[Opening INFORMATION SHOWN section]

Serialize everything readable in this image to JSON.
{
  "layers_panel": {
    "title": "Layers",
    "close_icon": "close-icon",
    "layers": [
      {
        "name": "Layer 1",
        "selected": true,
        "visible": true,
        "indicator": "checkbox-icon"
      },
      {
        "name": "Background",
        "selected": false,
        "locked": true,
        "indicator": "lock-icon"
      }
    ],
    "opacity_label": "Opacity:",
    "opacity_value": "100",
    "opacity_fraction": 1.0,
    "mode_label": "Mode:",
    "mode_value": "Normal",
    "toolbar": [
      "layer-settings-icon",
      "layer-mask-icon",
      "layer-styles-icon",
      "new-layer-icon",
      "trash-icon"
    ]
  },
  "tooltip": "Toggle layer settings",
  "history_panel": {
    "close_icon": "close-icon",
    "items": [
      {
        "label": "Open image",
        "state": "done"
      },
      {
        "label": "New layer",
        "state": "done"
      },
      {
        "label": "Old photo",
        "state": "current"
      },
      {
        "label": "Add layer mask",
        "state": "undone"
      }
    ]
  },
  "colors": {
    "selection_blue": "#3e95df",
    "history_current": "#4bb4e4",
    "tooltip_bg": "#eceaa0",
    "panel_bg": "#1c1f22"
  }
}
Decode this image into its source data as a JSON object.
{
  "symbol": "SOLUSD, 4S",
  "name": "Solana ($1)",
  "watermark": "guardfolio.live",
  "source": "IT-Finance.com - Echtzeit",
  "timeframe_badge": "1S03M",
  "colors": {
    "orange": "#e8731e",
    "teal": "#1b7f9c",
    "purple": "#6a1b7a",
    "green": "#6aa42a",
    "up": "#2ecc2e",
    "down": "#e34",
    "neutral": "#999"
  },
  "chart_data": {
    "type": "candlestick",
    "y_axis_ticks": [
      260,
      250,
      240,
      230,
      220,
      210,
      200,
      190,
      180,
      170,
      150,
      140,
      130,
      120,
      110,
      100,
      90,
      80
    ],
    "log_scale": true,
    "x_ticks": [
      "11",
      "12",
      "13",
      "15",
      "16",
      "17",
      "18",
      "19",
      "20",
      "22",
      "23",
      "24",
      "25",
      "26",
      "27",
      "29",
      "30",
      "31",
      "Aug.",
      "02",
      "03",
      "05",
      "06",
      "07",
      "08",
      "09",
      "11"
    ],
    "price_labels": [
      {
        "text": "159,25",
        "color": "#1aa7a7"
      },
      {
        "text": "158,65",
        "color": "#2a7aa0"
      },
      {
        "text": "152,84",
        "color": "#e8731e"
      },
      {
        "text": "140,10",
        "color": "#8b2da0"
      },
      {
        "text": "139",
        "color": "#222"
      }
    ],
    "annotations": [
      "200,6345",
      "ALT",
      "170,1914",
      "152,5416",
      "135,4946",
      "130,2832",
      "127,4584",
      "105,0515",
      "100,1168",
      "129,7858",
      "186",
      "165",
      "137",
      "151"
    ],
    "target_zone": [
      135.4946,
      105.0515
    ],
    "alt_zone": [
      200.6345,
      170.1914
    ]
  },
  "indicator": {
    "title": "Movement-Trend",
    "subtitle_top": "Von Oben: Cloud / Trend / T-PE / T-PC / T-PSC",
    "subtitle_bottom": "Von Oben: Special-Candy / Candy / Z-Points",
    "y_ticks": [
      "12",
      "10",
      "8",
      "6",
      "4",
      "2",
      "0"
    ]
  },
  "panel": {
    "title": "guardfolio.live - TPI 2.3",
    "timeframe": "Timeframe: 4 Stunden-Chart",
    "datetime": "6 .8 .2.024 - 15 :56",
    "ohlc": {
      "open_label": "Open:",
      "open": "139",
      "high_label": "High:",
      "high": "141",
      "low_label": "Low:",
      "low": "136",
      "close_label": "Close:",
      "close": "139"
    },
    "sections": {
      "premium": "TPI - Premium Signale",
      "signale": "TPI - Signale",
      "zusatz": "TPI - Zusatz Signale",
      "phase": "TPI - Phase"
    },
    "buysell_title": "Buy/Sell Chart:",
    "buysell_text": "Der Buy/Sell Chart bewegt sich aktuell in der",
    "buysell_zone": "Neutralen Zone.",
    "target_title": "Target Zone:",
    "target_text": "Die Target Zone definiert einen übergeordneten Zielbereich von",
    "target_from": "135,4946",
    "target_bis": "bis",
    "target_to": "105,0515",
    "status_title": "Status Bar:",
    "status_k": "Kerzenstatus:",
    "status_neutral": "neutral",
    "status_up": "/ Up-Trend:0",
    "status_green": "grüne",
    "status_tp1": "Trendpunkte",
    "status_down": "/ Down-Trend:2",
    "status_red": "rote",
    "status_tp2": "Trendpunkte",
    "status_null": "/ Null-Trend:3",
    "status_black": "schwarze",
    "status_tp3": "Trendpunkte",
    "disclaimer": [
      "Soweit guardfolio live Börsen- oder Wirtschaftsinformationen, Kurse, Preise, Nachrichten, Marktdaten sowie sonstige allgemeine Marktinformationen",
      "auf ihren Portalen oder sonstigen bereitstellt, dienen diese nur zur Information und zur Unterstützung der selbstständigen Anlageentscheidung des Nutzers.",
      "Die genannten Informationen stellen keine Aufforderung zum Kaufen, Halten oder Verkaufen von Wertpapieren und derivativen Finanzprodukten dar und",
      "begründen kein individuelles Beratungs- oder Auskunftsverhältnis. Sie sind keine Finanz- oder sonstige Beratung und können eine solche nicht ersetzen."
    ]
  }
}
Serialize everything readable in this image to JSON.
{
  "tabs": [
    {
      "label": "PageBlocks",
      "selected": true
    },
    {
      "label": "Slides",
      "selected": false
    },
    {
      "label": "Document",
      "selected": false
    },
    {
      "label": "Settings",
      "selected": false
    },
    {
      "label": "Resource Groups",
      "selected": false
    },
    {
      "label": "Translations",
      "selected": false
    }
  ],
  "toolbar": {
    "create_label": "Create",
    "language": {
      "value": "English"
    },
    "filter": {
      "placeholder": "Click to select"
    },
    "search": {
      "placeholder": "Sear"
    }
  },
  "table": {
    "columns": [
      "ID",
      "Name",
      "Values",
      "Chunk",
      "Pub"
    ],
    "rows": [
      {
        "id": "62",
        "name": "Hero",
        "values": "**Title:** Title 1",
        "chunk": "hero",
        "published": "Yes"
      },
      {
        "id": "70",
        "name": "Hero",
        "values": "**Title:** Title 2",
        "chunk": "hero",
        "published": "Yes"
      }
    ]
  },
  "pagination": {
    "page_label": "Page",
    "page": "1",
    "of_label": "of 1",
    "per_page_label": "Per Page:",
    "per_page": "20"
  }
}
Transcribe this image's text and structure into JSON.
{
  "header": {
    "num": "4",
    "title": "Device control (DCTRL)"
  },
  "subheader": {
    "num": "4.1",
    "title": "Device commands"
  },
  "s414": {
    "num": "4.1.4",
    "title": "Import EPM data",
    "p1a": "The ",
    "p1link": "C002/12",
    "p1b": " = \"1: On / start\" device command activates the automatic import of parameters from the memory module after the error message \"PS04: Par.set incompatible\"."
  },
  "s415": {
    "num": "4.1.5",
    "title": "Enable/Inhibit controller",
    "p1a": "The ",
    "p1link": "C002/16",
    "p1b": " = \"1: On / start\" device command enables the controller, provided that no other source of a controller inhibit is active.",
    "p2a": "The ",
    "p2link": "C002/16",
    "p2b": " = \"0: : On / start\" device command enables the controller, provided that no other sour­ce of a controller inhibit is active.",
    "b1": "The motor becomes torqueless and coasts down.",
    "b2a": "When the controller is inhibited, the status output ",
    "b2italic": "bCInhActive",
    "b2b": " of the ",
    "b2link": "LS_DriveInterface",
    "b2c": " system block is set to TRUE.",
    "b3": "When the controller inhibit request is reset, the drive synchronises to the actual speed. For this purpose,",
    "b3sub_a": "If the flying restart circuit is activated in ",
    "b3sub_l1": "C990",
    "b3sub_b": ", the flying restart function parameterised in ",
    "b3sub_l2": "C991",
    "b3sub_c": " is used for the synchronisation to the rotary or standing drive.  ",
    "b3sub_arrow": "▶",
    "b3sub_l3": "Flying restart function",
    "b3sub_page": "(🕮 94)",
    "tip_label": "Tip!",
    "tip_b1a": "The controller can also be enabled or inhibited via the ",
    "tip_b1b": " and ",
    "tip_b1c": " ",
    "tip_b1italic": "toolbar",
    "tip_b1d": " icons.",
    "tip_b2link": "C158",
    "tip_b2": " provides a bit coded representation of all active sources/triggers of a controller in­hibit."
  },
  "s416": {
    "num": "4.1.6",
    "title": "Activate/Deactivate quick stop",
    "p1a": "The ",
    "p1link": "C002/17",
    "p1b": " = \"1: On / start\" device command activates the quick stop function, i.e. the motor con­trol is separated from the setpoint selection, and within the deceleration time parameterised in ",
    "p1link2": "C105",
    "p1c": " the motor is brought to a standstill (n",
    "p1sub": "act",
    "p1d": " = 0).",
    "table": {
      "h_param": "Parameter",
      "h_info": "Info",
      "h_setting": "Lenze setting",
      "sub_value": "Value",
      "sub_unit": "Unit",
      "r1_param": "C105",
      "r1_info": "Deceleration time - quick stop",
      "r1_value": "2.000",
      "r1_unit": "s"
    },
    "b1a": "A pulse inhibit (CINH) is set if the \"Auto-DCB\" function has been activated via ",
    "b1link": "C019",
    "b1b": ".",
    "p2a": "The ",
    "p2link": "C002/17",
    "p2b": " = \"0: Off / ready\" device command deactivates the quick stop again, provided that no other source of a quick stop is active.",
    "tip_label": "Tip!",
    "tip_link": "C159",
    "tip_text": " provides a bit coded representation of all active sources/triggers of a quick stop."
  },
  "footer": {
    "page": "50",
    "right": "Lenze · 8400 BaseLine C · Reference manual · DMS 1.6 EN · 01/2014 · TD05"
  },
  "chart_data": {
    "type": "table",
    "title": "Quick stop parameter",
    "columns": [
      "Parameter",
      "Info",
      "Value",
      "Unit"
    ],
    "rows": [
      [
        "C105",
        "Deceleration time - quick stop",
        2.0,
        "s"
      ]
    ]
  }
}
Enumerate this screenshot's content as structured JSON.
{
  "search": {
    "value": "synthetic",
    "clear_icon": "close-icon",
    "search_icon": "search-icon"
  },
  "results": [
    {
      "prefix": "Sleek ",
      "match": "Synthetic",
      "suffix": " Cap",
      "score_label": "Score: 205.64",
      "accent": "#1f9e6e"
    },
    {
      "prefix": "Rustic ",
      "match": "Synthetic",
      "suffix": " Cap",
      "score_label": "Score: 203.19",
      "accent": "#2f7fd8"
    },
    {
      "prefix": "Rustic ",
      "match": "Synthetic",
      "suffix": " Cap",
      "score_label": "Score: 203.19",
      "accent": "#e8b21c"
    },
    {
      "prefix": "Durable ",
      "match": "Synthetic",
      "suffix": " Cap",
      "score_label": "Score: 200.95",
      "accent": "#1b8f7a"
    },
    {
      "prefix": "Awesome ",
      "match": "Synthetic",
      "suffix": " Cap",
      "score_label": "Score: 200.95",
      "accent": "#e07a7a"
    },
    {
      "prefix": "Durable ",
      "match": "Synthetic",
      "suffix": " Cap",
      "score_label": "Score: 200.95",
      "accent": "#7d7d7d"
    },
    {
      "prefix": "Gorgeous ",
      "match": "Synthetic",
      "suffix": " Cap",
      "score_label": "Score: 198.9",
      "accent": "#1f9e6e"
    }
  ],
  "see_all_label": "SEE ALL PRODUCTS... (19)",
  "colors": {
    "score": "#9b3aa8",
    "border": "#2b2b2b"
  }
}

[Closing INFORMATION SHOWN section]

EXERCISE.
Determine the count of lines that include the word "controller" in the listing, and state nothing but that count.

ANSWER TO THIS PROBLEM.
7